* Work item
The answer must be an exact restatement of all the data.

* Records for processing
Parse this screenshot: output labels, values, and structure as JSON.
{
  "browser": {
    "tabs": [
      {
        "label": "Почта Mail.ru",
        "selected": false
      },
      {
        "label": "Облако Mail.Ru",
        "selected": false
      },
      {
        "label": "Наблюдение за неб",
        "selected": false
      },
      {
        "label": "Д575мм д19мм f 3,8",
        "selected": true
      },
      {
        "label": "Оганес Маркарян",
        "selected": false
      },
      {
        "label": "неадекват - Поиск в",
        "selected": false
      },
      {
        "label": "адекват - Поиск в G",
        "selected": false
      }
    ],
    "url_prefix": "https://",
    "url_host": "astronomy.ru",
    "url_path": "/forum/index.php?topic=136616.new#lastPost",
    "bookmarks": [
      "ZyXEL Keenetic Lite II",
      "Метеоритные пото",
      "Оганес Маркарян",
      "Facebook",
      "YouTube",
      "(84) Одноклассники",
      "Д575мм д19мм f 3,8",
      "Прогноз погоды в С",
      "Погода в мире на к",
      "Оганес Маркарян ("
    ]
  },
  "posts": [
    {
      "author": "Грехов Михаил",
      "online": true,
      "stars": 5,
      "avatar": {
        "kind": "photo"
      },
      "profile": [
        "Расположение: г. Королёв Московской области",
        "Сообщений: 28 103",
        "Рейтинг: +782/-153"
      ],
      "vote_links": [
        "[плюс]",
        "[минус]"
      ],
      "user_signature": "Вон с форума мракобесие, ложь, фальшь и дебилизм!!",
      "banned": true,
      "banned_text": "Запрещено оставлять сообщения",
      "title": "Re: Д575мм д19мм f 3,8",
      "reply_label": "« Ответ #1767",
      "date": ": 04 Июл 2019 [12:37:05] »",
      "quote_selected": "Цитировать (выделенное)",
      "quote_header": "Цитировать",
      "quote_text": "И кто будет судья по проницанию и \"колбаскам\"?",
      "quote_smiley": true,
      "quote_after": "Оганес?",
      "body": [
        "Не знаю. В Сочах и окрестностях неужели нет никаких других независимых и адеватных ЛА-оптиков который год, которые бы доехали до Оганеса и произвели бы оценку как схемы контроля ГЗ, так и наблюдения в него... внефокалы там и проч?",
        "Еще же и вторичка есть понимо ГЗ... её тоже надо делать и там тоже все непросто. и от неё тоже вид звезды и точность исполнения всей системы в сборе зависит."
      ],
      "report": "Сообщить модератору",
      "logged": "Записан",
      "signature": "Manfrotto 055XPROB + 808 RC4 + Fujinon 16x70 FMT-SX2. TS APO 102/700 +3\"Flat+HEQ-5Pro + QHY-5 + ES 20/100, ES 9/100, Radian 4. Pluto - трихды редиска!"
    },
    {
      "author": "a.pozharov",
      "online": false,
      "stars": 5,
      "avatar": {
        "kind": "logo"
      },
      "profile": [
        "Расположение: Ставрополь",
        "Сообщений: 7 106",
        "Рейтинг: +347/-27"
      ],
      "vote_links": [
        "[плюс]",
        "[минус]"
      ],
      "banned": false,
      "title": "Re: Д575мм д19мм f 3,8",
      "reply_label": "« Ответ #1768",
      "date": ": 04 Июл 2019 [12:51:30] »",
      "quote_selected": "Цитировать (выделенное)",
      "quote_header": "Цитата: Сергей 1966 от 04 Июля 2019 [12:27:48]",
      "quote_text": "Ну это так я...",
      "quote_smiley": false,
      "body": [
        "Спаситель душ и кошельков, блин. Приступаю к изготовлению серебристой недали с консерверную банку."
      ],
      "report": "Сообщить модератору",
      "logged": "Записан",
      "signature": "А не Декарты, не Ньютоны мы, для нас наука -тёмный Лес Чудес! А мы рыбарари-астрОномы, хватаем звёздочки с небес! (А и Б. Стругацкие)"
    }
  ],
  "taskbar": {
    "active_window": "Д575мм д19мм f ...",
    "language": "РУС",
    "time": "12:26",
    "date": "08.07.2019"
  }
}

* Result of this task
Parse this screenshot: output labels, values, and structure as JSON.
{
  "browser": {
    "tabs": [
      {
        "label": "Почта Mail.ru",
        "selected": false
      },
      {
        "label": "Облако Mail.Ru",
        "selected": false
      },
      {
        "label": "Наблюдение за неб",
        "selected": false
      },
      {
        "label": "Д575мм д19мм f 3,8",
        "selected": true
      },
      {
        "label": "Оганес Маркарян",
        "selected": false
      },
      {
        "label": "неадекват - Поиск в",
        "selected": false
      },
      {
        "label": "адекват - Поиск в G",
        "selected": false
      }
    ],
    "url_prefix": "https://",
    "url_host": "astronomy.ru",
    "url_path": "/forum/index.php?topic=136616.new#lastPost",
    "bookmarks": [
      "ZyXEL Keenetic Lite II",
      "Метеоритные пото",
      "Оганес Маркарян",
      "Facebook",
      "YouTube",
      "(84) Одноклассники",
      "Д575мм д19мм f 3,8",
      "Прогноз погоды в С",
      "Погода в мире на к",
      "Оганес Маркарян ("
    ]
  },
  "posts": [
    {
      "author": "Грехов Михаил",
      "online": true,
      "stars": 5,
      "avatar": {
        "kind": "photo"
      },
      "profile": [
        "Расположение: г. Королёв Московской области",
        "Сообщений: 28 103",
        "Рейтинг: +782/-153"
      ],
      "vote_links": [
        "[плюс]",
        "[минус]"
      ],
      "user_signature": "Вон с форума мракобесие, ложь, фальшь и дебилизм!!",
      "banned": true,
      "banned_text": "Запрещено оставлять сообщения",
      "title": "Re: Д575мм д19мм f 3,8",
      "reply_label": "« Ответ #1767",
      "date": ": 04 Июл 2019 [12:37:05] »",
      "quote_selected": "Цитировать (выделенное)",
      "quote_header": "Цитировать",
      "quote_text": "И кто будет судья по проницанию и \"колбаскам\"?",
      "quote_smiley": true,
      "quote_after": "Оганес?",
      "body": [
        "Не знаю. В Сочах и окрестностях неужели нет никаких других независимых и адеватных ЛА-оптиков который год, которые бы доехали до Оганеса и произвели бы оценку как схемы контроля ГЗ, так и наблюдения в него... внефокалы там и проч?",
        "Еще же и вторичка есть понимо ГЗ... её тоже надо делать и там тоже все непросто. и от неё тоже вид звезды и точность исполнения всей системы в сборе зависит."
      ],
      "report": "Сообщить модератору",
      "logged": "Записан",
      "signature": "Manfrotto 055XPROB + 808 RC4 + Fujinon 16x70 FMT-SX2. TS APO 102/700 +3\"Flat+HEQ-5Pro + QHY-5 + ES 20/100, ES 9/100, Radian 4. Pluto - трихды редиска!"
    },
    {
      "author": "a.pozharov",
      "online": false,
      "stars": 5,
      "avatar": {
        "kind": "logo"
      },
      "profile": [
        "Расположение: Ставрополь",
        "Сообщений: 7 106",
        "Рейтинг: +347/-27"
      ],
      "vote_links": [
        "[плюс]",
        "[минус]"
      ],
      "banned": false,
      "title": "Re: Д575мм д19мм f 3,8",
      "reply_label": "« Ответ #1768",
      "date": ": 04 Июл 2019 [12:51:30] »",
      "quote_selected": "Цитировать (выделенное)",
      "quote_header": "Цитата: Сергей 1966 от 04 Июля 2019 [12:27:48]",
      "quote_text": "Ну это так я...",
      "quote_smiley": false,
      "body": [
        "Спаситель душ и кошельков, блин. Приступаю к изготовлению серебристой недали с консерверную банку."
      ],
      "report": "Сообщить модератору",
      "logged": "Записан",
      "signature": "А не Декарты, не Ньютоны мы, для нас наука -тёмный Лес Чудес! А мы рыбарари-астрОномы, хватаем звёздочки с небес! (А и Б. Стругацкие)"
    }
  ],
  "taskbar": {
    "active_window": "Д575мм д19мм f ...",
    "language": "РУС",
    "time": "12:26",
    "date": "08.07.2019"
  }
}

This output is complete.